Paris has music in its bones. Édith Piaf, Serge Gainsbourg, Jacques Brel, Yann Tiersen… Even if you’ve never been, you’ll be aware of its cultural heritage.
But the French capital is constantly evolving and this is especially true of its music scene.
Apart from its many historic institutions, it’s home to many smaller venues too that carry the carefree spirit of the city’s musical identity.
With the Eurostar, it’s only a two-hour trip from London to Paris so there’s really no excuse not to go.
Here are the must-see sights in the city if you’re a music lover.
Often described as one of the most beautiful music venues in the world, the minute you step through the doors you’ll realise this was no understatement.
In fact, this opera house surely has to be in the running for the top spot. It’s got marble staircases, gleaming gold finishings and crystal chandeliers – that’s before you’ve even reached the auditorium.
A painting by famous artist Marc Chagall on the ceiling is the centrepiece. The bright, whimsical colours and drawings give a free-spirited feel to the cosy red velvet furnishings.
The architecture will make your heart sing. It’s spectacular, no doubt about it.
One of the most beautiful concert halls in Paris, Le Trianon boasts fantastic acoustics, top-notch programming and a stunning ballroom overlooking the boulevard.
This arts and cultural centre hosts exhibitions, film screenings, gigs and club nights.
The downstairs venue plays an eclectic mix of music while showcasing the hottest new bands in Paris.
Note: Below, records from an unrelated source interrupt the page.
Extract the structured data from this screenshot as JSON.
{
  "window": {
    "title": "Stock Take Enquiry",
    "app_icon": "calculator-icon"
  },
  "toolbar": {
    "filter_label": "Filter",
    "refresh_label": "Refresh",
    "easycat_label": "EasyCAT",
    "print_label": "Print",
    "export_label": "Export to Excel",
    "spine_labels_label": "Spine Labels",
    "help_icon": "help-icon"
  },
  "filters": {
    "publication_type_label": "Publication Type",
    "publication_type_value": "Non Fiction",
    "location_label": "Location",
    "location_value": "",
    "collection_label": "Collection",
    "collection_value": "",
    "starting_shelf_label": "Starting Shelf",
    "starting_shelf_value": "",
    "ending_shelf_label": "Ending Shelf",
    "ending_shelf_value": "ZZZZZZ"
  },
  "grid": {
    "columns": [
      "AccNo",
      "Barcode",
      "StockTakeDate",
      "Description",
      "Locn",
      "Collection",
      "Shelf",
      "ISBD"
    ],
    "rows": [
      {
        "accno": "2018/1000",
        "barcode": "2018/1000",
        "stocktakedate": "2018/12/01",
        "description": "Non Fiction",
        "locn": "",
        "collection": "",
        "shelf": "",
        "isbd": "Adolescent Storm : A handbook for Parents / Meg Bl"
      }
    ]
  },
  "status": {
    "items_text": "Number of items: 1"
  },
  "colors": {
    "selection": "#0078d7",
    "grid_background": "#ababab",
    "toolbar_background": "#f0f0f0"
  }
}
There’s also a rooftop terrace and a massage area.
La Machine du Moulin Rouge
Sprawled over three floors, this bar/club/live music venue is the place to head to if you want to see French can-can dancers doing their thing.
Le Rex Club
Le Rex Club is one of the city’s oldest electronic music clubs in Paris and will be celebrating its 30th birthday next year.
The venue has recently undergone a makeover, while iconic producer Laurent Garnier has helped to revamp its line-up.
If you fancy a day out…
Experience music in the most regal setting of Versailles. The palace is a must-visit for any trip to Paris and is a short train ride from the centre.
Here, once you’ve taken in the astounding opulence of Louis XIV’s residences and taken a million selfies in the Hall of Mirrors, you can wander to the gardens where classical music is piped in.
If you’re interested in something more official, there are also gigs and musical fountain shows. Yes, it’s touristy, but it’s definitely an experience.
Where to stay
As hotels go, Terrass is a solid all-rounder. It’s very close to Gare du Nord – you can make it within 30 minutes on the Metro – while it’s slap-bang in the middle of all the action in Montmartre.
Moulin Rouge and Sacré-Coeur are all within walking distance. The décor is, let’s say, on the funky side. Red is the signature colour for rooms giving them a fun and modern vibe. It’s definitely no shrinking violet.
Make sure you ask for a room with a view of the Eiffel Tower.
Best of all is its rooftop bar and restaurant located on the seventh floor offering a panoramic view of Paris. It’s a real showstopper.
Even if you don’t stay at Terrass, the rooftop restaurant is well worth checking out for its breathtaking view of the Eiffel Tower.
The food is just as outstanding. The menu of modern French cuisine is a contemporary update of traditional dishes. I tucked into juicy, fat scallops as a starter with salmon, artichokes, Serrano ham and olives as a main.
It’s an unusual combination but it works – the saltiness of the ham complementing the perfectly cooked fish.
To finish, the hazelnut tart with banana and coconut is pure heavenly, decadence on a plate.
Rooms are available from £140 per night. For more information click here.
How to get there
Tickets on the Eurostar from London to Paris cost from £29 one way. Trains take just over two hours. Book here.
For more information about the city visit en.parisinfo.com.